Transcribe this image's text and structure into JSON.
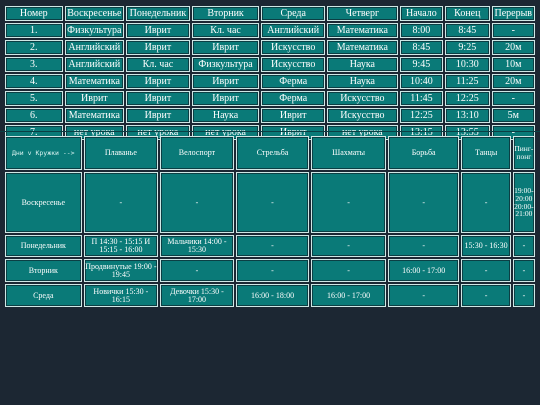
{
  "schedule": {
    "headers": [
      "Номер",
      "Воскресенье",
      "Понедельник",
      "Вторник",
      "Среда",
      "Четверг",
      "Начало",
      "Конец",
      "Перерыв"
    ],
    "rows": [
      [
        "1.",
        "Физкультура",
        "Иврит",
        "Кл. час",
        "Английский",
        "Математика",
        "8:00",
        "8:45",
        "-"
      ],
      [
        "2.",
        "Английский",
        "Иврит",
        "Иврит",
        "Искусство",
        "Математика",
        "8:45",
        "9:25",
        "20м"
      ],
      [
        "3.",
        "Английский",
        "Кл. час",
        "Физкультура",
        "Искусство",
        "Наука",
        "9:45",
        "10:30",
        "10м"
      ],
      [
        "4.",
        "Математика",
        "Иврит",
        "Иврит",
        "Ферма",
        "Наука",
        "10:40",
        "11:25",
        "20м"
      ],
      [
        "5.",
        "Иврит",
        "Иврит",
        "Иврит",
        "Ферма",
        "Искусство",
        "11:45",
        "12:25",
        "-"
      ],
      [
        "6.",
        "Математика",
        "Иврит",
        "Наука",
        "Иврит",
        "Искусство",
        "12:25",
        "13:10",
        "5м"
      ],
      [
        "7.",
        "нет урока",
        "нет урока",
        "нет урока",
        "Иврит",
        "нет урока",
        "13:15",
        "13:55",
        "-"
      ]
    ]
  },
  "clubs": {
    "corner": "Дни v Кружки -->",
    "headers": [
      "Плаванье",
      "Велоспорт",
      "Стрельба",
      "Шахматы",
      "Борьба",
      "Танцы",
      "Пинг-понг"
    ],
    "rows": [
      {
        "day": "Воскресенье",
        "cells": [
          "-",
          "-",
          "-",
          "-",
          "-",
          "-",
          "19:00-20:00 20:00-21:00"
        ]
      },
      {
        "day": "Понедельник",
        "cells": [
          "П 14:30 - 15:15 И 15:15 - 16:00",
          "Мальчики 14:00 - 15:30",
          "-",
          "-",
          "-",
          "15:30 - 16:30",
          "-"
        ]
      },
      {
        "day": "Вторник",
        "cells": [
          "Продвинутые 19:00 - 19:45",
          "-",
          "-",
          "-",
          "16:00 - 17:00",
          "-",
          "-"
        ]
      },
      {
        "day": "Среда",
        "cells": [
          "Новички 15:30 - 16:15",
          "Девочки 15:30 - 17:00",
          "16:00 - 18:00",
          "16:00 - 17:00",
          "-",
          "-",
          "-"
        ]
      }
    ]
  },
  "colors": {
    "cell": "#0a7a78",
    "background": "#1c2733",
    "border": "#cfe7e5"
  }
}
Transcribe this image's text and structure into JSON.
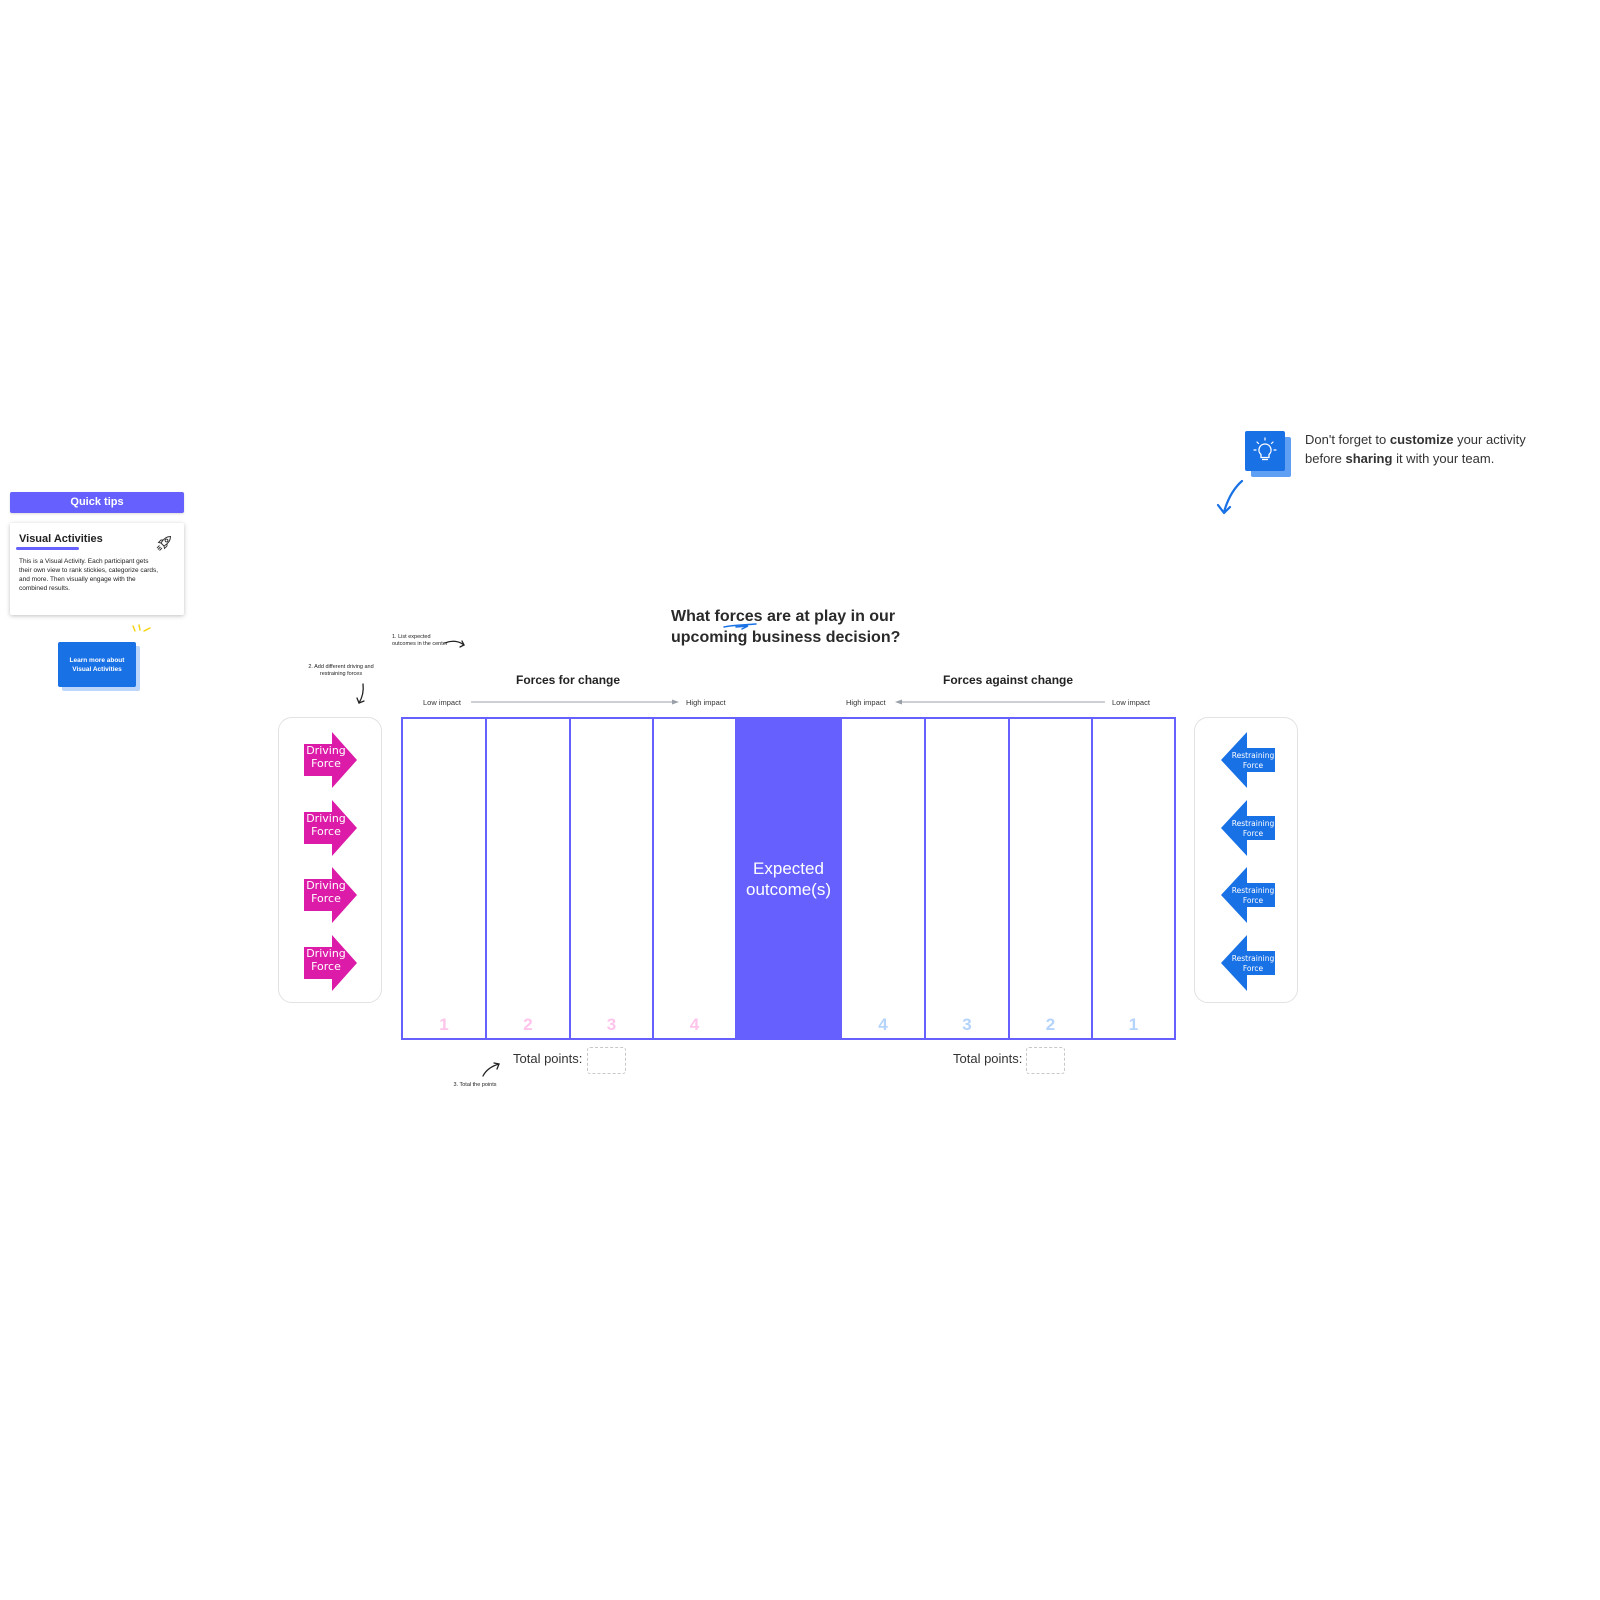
{
  "quick_tips": {
    "header": "Quick tips",
    "card_title": "Visual Activities",
    "card_body": "This is a Visual Activity. Each participant gets their own view to rank stickies, categorize cards, and more. Then visually engage with the combined results.",
    "card_icon": "rocket-icon",
    "learn_more_label": "Learn more about Visual Activities"
  },
  "tip": {
    "icon": "lightbulb-icon",
    "text_parts": [
      "Don't forget to ",
      "customize",
      " your activity before ",
      "sharing",
      " it with your team."
    ]
  },
  "title": "What forces are at play in our upcoming business decision?",
  "instructions": {
    "step1": "1. List expected outcomes in the center",
    "step2": "2. Add different driving and restraining forces",
    "step3": "3. Total the points"
  },
  "sections": {
    "for_title": "Forces for change",
    "against_title": "Forces against change",
    "for_scale": {
      "start": "Low impact",
      "end": "High impact"
    },
    "against_scale": {
      "start": "High impact",
      "end": "Low impact"
    }
  },
  "driving_forces": [
    "Driving Force",
    "Driving Force",
    "Driving Force",
    "Driving Force"
  ],
  "restraining_forces": [
    "Restraining Force",
    "Restraining Force",
    "Restraining Force",
    "Restraining Force"
  ],
  "grid": {
    "for_columns": [
      "1",
      "2",
      "3",
      "4"
    ],
    "center_label": "Expected outcome(s)",
    "against_columns": [
      "4",
      "3",
      "2",
      "1"
    ]
  },
  "totals": {
    "left_label": "Total points:",
    "left_value": "",
    "right_label": "Total points:",
    "right_value": ""
  },
  "colors": {
    "accent": "#6660ff",
    "driving": "#dc1ba8",
    "restraining": "#1971e6",
    "for_numbers": "#ffc4ec",
    "against_numbers": "#b5d4fb"
  }
}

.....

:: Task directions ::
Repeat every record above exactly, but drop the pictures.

:: Your solution ::
Transcribe this image's text and structure into JSON.
{
  "schedule": {
    "headers": [
      "Номер",
      "Воскресенье",
      "Понедельник",
      "Вторник",
      "Среда",
      "Четверг",
      "Начало",
      "Конец",
      "Перерыв"
    ],
    "rows": [
      [
        "1.",
        "Физкультура",
        "Иврит",
        "Кл. час",
        "Английский",
        "Математика",
        "8:00",
        "8:45",
        "-"
      ],
      [
        "2.",
        "Английский",
        "Иврит",
        "Иврит",
        "Искусство",
        "Математика",
        "8:45",
        "9:25",
        "20м"
      ],
      [
        "3.",
        "Английский",
        "Кл. час",
        "Физкультура",
        "Искусство",
        "Наука",
        "9:45",
        "10:30",
        "10м"
      ],
      [
        "4.",
        "Математика",
        "Иврит",
        "Иврит",
        "Ферма",
        "Наука",
        "10:40",
        "11:25",
        "20м"
      ],
      [
        "5.",
        "Иврит",
        "Иврит",
        "Иврит",
        "Ферма",
        "Искусство",
        "11:45",
        "12:25",
        "-"
      ],
      [
        "6.",
        "Математика",
        "Иврит",
        "Наука",
        "Иврит",
        "Искусство",
        "12:25",
        "13:10",
        "5м"
      ],
      [
        "7.",
        "нет урока",
        "нет урока",
        "нет урока",
        "Иврит",
        "нет урока",
        "13:15",
        "13:55",
        "-"
      ]
    ]
  },
  "clubs": {
    "corner": "Дни v Кружки -->",
    "headers": [
      "Плаванье",
      "Велоспорт",
      "Стрельба",
      "Шахматы",
      "Борьба",
      "Танцы",
      "Пинг-понг"
    ],
    "rows": [
      {
        "day": "Воскресенье",
        "cells": [
          "-",
          "-",
          "-",
          "-",
          "-",
          "-",
          "19:00-20:00 20:00-21:00"
        ]
      },
      {
        "day": "Понедельник",
        "cells": [
          "П 14:30 - 15:15 И 15:15 - 16:00",
          "Мальчики 14:00 - 15:30",
          "-",
          "-",
          "-",
          "15:30 - 16:30",
          "-"
        ]
      },
      {
        "day": "Вторник",
        "cells": [
          "Продвинутые 19:00 - 19:45",
          "-",
          "-",
          "-",
          "16:00 - 17:00",
          "-",
          "-"
        ]
      },
      {
        "day": "Среда",
        "cells": [
          "Новички 15:30 - 16:15",
          "Девочки 15:30 - 17:00",
          "16:00 - 18:00",
          "16:00 - 17:00",
          "-",
          "-",
          "-"
        ]
      }
    ]
  },
  "colors": {
    "cell": "#0a7a78",
    "background": "#1c2733",
    "border": "#cfe7e5"
  }
}
Transcribe this image's text and structure into JSON.
{
  "quick_tips": {
    "header": "Quick tips",
    "card_title": "Visual Activities",
    "card_body": "This is a Visual Activity. Each participant gets their own view to rank stickies, categorize cards, and more. Then visually engage with the combined results.",
    "card_icon": "rocket-icon",
    "learn_more_label": "Learn more about Visual Activities"
  },
  "tip": {
    "icon": "lightbulb-icon",
    "text_parts": [
      "Don't forget to ",
      "customize",
      " your activity before ",
      "sharing",
      " it with your team."
    ]
  },
  "title": "What forces are at play in our upcoming business decision?",
  "instructions": {
    "step1": "1. List expected outcomes in the center",
    "step2": "2. Add different driving and restraining forces",
    "step3": "3. Total the points"
  },
  "sections": {
    "for_title": "Forces for change",
    "against_title": "Forces against change",
    "for_scale": {
      "start": "Low impact",
      "end": "High impact"
    },
    "against_scale": {
      "start": "High impact",
      "end": "Low impact"
    }
  },
  "driving_forces": [
    "Driving Force",
    "Driving Force",
    "Driving Force",
    "Driving Force"
  ],
  "restraining_forces": [
    "Restraining Force",
    "Restraining Force",
    "Restraining Force",
    "Restraining Force"
  ],
  "grid": {
    "for_columns": [
      "1",
      "2",
      "3",
      "4"
    ],
    "center_label": "Expected outcome(s)",
    "against_columns": [
      "4",
      "3",
      "2",
      "1"
    ]
  },
  "totals": {
    "left_label": "Total points:",
    "left_value": "",
    "right_label": "Total points:",
    "right_value": ""
  },
  "colors": {
    "accent": "#6660ff",
    "driving": "#dc1ba8",
    "restraining": "#1971e6",
    "for_numbers": "#ffc4ec",
    "against_numbers": "#b5d4fb"
  }
}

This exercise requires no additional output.